▸ What to produce
In the entries below, count the lines that contain the word "τους" and give only that number.

[Data excerpts]
--- --- ---

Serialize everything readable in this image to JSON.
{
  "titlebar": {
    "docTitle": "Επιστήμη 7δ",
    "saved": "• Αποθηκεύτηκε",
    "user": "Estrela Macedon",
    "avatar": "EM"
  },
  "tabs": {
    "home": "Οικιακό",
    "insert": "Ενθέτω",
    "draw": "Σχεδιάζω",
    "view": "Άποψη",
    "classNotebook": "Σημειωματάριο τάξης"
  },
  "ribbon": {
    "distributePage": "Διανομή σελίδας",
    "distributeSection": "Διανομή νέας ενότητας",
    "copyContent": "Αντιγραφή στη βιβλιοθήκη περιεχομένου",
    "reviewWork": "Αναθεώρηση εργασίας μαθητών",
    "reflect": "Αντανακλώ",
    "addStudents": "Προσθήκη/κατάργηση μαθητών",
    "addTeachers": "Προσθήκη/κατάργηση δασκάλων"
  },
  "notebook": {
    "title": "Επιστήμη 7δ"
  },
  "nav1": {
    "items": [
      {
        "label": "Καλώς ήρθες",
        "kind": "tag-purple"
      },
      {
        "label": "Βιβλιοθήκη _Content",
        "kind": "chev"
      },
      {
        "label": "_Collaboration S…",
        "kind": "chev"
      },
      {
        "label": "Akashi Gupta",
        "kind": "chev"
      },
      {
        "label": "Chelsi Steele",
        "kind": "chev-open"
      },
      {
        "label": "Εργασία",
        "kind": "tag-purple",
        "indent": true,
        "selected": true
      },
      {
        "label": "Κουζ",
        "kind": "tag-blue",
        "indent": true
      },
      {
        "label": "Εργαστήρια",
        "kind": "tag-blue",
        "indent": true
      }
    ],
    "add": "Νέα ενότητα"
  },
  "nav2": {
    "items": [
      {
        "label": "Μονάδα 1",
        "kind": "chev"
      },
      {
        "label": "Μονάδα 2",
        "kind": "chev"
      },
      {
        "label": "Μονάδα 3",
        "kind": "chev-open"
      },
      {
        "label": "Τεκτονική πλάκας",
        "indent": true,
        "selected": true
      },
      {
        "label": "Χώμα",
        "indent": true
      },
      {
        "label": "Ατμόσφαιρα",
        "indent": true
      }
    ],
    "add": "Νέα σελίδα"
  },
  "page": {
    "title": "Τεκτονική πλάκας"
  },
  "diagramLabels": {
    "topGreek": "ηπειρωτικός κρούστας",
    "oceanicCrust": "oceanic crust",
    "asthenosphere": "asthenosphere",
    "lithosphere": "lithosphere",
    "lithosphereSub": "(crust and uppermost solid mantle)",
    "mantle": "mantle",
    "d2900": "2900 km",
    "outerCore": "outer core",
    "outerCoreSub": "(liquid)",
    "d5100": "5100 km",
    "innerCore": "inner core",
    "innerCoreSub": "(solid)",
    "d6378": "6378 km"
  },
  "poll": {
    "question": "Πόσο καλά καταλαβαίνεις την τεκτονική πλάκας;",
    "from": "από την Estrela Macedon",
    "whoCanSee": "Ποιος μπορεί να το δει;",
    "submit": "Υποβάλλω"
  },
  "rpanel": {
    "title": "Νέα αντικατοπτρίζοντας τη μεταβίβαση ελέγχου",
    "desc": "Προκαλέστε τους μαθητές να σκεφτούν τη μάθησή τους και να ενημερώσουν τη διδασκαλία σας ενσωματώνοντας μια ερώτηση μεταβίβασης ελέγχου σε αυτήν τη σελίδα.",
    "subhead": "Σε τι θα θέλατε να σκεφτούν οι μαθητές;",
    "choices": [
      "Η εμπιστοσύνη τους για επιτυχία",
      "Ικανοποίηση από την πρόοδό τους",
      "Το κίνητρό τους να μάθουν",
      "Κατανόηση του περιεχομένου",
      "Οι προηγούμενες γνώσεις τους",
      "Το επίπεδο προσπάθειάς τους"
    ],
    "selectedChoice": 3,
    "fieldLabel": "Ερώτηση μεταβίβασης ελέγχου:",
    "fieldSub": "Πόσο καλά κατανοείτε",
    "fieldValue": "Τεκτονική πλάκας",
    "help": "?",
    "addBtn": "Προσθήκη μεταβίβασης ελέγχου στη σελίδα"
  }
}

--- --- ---

▸ Worked solution
6